EXERCISE DETAILS:
Exactly as written, return the entries below, minus any pictures.

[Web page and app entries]

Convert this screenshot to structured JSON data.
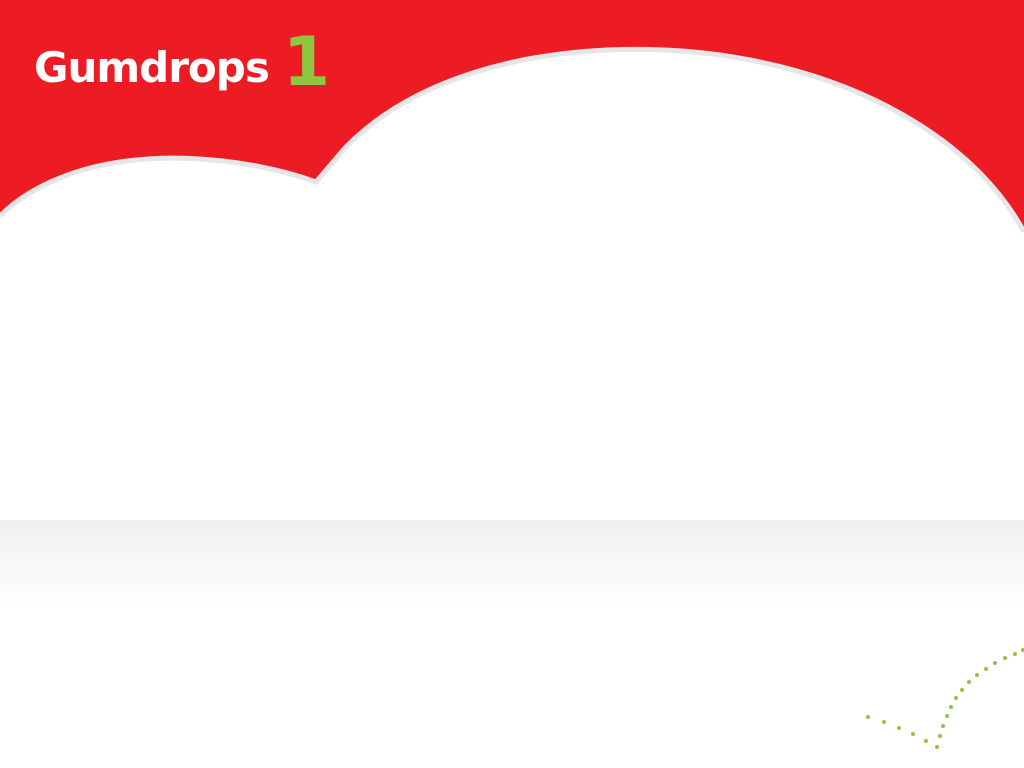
{
  "logo": {
    "word": "Gumdrops",
    "number": "1"
  },
  "colors": {
    "header": "#ed1c24",
    "logo_text": "#ffffff",
    "logo_number": "#8dc63f",
    "dots": "#8dc63f",
    "background": "#ffffff"
  },
  "decorations": {
    "dotted_path_icon": "dotted-arc-icon"
  }
}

WRITTEN ANSWER:
Convert this screenshot to structured JSON data.
{
  "logo": {
    "word": "Gumdrops",
    "number": "1"
  },
  "colors": {
    "header": "#ed1c24",
    "logo_text": "#ffffff",
    "logo_number": "#8dc63f",
    "dots": "#8dc63f",
    "background": "#ffffff"
  },
  "decorations": {
    "dotted_path_icon": "dotted-arc-icon"
  }
}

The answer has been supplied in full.